The president has repeatedly spoken publicly about his cancer battle but has never specified what type of cancer it is. And his government has released few specifics, fueling widespread speculation about Chavez's health and political future.
Chavez had surgery in 2011 to remove a cancerous tumor and has undergone further surgery and radiation in Cuba since. He declared himself cancer-free in July.
Health rumors dogged Chavez on the campaign trail this year but didn't stop him from winning re-election in October.
Over the weekend, Chavez said he wanted Maduro to replace him if "something were to happen that would incapacitate me."
Venezuela's constitution specifies that when a president dies, the vice president assumes the presidency until new elections can be held.
Chavez called for voters to take things a step further.

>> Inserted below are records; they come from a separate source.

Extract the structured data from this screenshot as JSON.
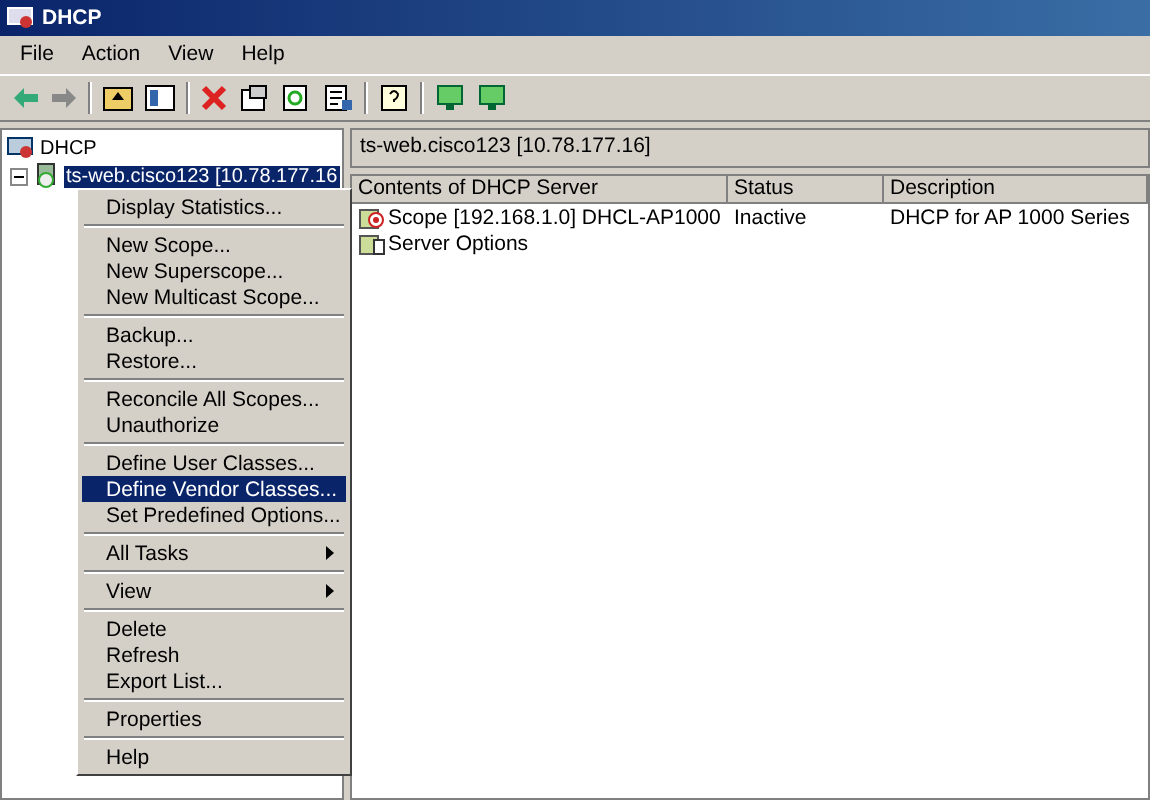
{
  "window": {
    "title": "DHCP"
  },
  "menu_bar": [
    "File",
    "Action",
    "View",
    "Help"
  ],
  "tree": [
    {
      "label": "DHCP",
      "selected": false,
      "children": [
        {
          "label": "ts-web.cisco123 [10.78.177.16",
          "selected": true,
          "expanded": true
        }
      ]
    }
  ],
  "details": {
    "header": "ts-web.cisco123 [10.78.177.16]",
    "columns": [
      "Contents of DHCP Server",
      "Status",
      "Description"
    ],
    "rows": [
      {
        "kind": "scope",
        "cells": [
          "Scope [192.168.1.0] DHCL-AP1000",
          "Inactive",
          "DHCP for AP 1000 Series"
        ]
      },
      {
        "kind": "folder",
        "cells": [
          "Server Options",
          "",
          ""
        ]
      }
    ]
  },
  "context_menu": [
    [
      {
        "label": "Display Statistics...",
        "selected": false,
        "submenu": false
      }
    ],
    [
      {
        "label": "New Scope...",
        "selected": false,
        "submenu": false
      },
      {
        "label": "New Superscope...",
        "selected": false,
        "submenu": false
      },
      {
        "label": "New Multicast Scope...",
        "selected": false,
        "submenu": false
      }
    ],
    [
      {
        "label": "Backup...",
        "selected": false,
        "submenu": false
      },
      {
        "label": "Restore...",
        "selected": false,
        "submenu": false
      }
    ],
    [
      {
        "label": "Reconcile All Scopes...",
        "selected": false,
        "submenu": false
      },
      {
        "label": "Unauthorize",
        "selected": false,
        "submenu": false
      }
    ],
    [
      {
        "label": "Define User Classes...",
        "selected": false,
        "submenu": false
      },
      {
        "label": "Define Vendor Classes...",
        "selected": true,
        "submenu": false
      },
      {
        "label": "Set Predefined Options...",
        "selected": false,
        "submenu": false
      }
    ],
    [
      {
        "label": "All Tasks",
        "selected": false,
        "submenu": true
      }
    ],
    [
      {
        "label": "View",
        "selected": false,
        "submenu": true
      }
    ],
    [
      {
        "label": "Delete",
        "selected": false,
        "submenu": false
      },
      {
        "label": "Refresh",
        "selected": false,
        "submenu": false
      },
      {
        "label": "Export List...",
        "selected": false,
        "submenu": false
      }
    ],
    [
      {
        "label": "Properties",
        "selected": false,
        "submenu": false
      }
    ],
    [
      {
        "label": "Help",
        "selected": false,
        "submenu": false
      }
    ]
  ]
}
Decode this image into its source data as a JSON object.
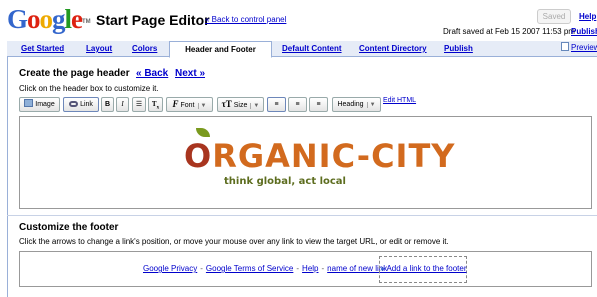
{
  "app": {
    "logo_text": "Google",
    "logo_tm": "TM",
    "title": "Start Page Editor",
    "back_link": "« Back to control panel",
    "saved_button": "Saved",
    "help_link": "Help",
    "draft_status": "Draft saved at Feb 15 2007 11:53 pm",
    "publish_link": "Publish"
  },
  "tabs": [
    {
      "label": "Get Started",
      "active": false
    },
    {
      "label": "Layout",
      "active": false
    },
    {
      "label": "Colors",
      "active": false
    },
    {
      "label": "Header and Footer",
      "active": true
    },
    {
      "label": "Default Content",
      "active": false
    },
    {
      "label": "Content Directory",
      "active": false
    },
    {
      "label": "Publish",
      "active": false
    }
  ],
  "preview_link": "Preview",
  "header_section": {
    "title": "Create the page header",
    "back": "« Back",
    "next": "Next »",
    "hint": "Click on the header box to customize it."
  },
  "toolbar": {
    "image": "Image",
    "link": "Link",
    "bold": "B",
    "italic": "I",
    "font": "Font",
    "size": "Size",
    "heading": "Heading",
    "edit_html": "Edit HTML",
    "dropdown_arrow": "▼"
  },
  "header_image": {
    "brand_first": "O",
    "brand_rest": "RGANIC-CITY",
    "tagline": "think global, act local",
    "colors": {
      "brand": "#d26a1e",
      "tagline": "#5d6d1f",
      "leaf": "#7a9a1e"
    }
  },
  "footer_section": {
    "title": "Customize the footer",
    "hint": "Click the arrows to change a link's position, or move your mouse over any link to view the target URL, or edit or remove it.",
    "links": [
      "Google Privacy",
      "Google Terms of Service",
      "Help",
      "name of new link"
    ],
    "separator": "-",
    "add_link": "Add a link to the footer",
    "add_arrow": "»"
  },
  "colors": {
    "link": "#0000cc",
    "tab_bar": "#e6ecf7",
    "tab_border": "#9ab0d8"
  }
}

"My firm opinion, as clear as the full moon -- irrevocable, absolute, total -- is ... that you elect Nicolas Maduro as president," Chavez said, waving a copy of the Venezuelan constitution as he spoke. "I ask this of you from my heart. He is one of the young leaders with the greatest ability to continue, if I cannot."
It was the first time Chavez -- who looms larger than life in Venezuela and in Latin American politics-- had spoken publicly about the possibility of a successor.

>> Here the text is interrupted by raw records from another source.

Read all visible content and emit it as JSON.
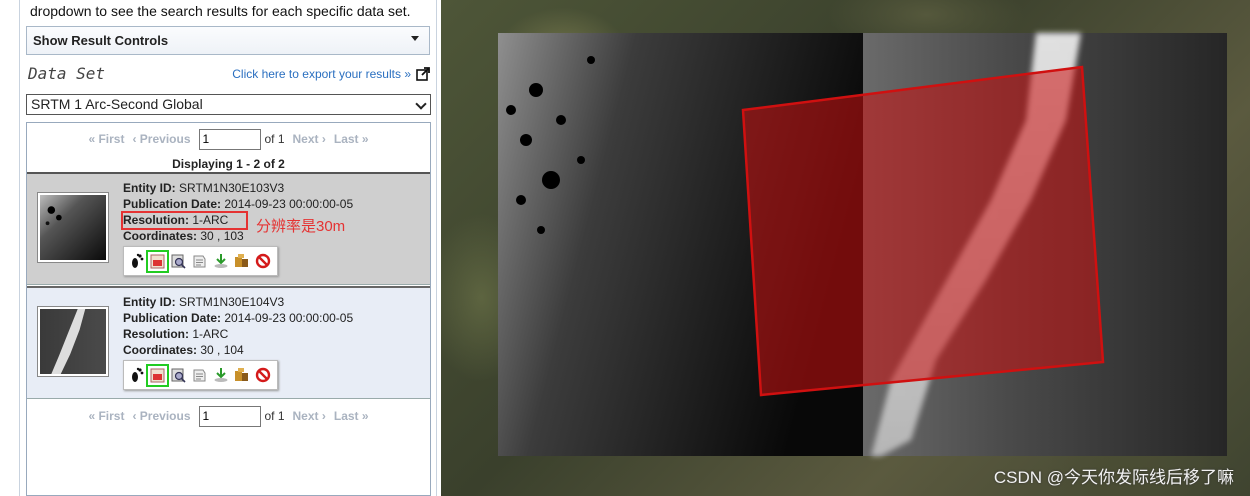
{
  "intro_text": "dropdown to see the search results for each specific data set.",
  "result_controls": {
    "label": "Show Result Controls"
  },
  "dataset": {
    "title": "Data Set",
    "export_link": "Click here to export your results »",
    "selected": "SRTM 1 Arc-Second Global"
  },
  "pagination": {
    "first": "« First",
    "previous": "‹ Previous",
    "page_value": "1",
    "of_text": "of 1",
    "next": "Next ›",
    "last": "Last »"
  },
  "displaying": "Displaying 1 - 2 of 2",
  "labels": {
    "entity_id": "Entity ID:",
    "publication_date": "Publication Date:",
    "resolution": "Resolution:",
    "coordinates": "Coordinates:"
  },
  "results": [
    {
      "entity_id": "SRTM1N30E103V3",
      "publication_date": "2014-09-23 00:00:00-05",
      "resolution": "1-ARC",
      "coordinates": "30 , 103"
    },
    {
      "entity_id": "SRTM1N30E104V3",
      "publication_date": "2014-09-23 00:00:00-05",
      "resolution": "1-ARC",
      "coordinates": "30 , 104"
    }
  ],
  "annotation": "分辨率是30m",
  "watermark": "CSDN @今天你发际线后移了嘛",
  "colors": {
    "highlight_red": "#e53333",
    "footprint_red": "#cc1111",
    "link_blue": "#2a6fc0"
  }
}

"This is huge. He could have said something indirectly. He could have said something like, 'We'll have to see. Let's talk about it when the time comes,'" said Javier Corrales, a professor of political science at Amherst College in Massachusetts. "He switched from being very evasive to very articulate. That must have been the result of a major change in health for the worse."
In a report published Tuesday, one expert on the region said some observers think that Chavez's health problems are being used for political purposes.
"One speculative theory holds that Chavez's health problems have been serious but not life-threatening -- trumped up to focus attention on him, generate sympathy during this year's election campaign, and now may even be a way of boosting Venezuela's bond sales," wrote Stephen Johnson, director of the Americas program at the Washington-based Center for Strategic and International Studies.
Keeping the focus on the Venezuelan president could also be a political advantage going into gubernatorial elections, which are scheduled for Sunday, Johnson said. But other signs point to more serious health problems, he said, including a decrease in Chavez's public appearances in recent months.
"Reports may or may not be true since there is no independent, reliable information source other than the president, who decides what he wants to divulge," Johnson said.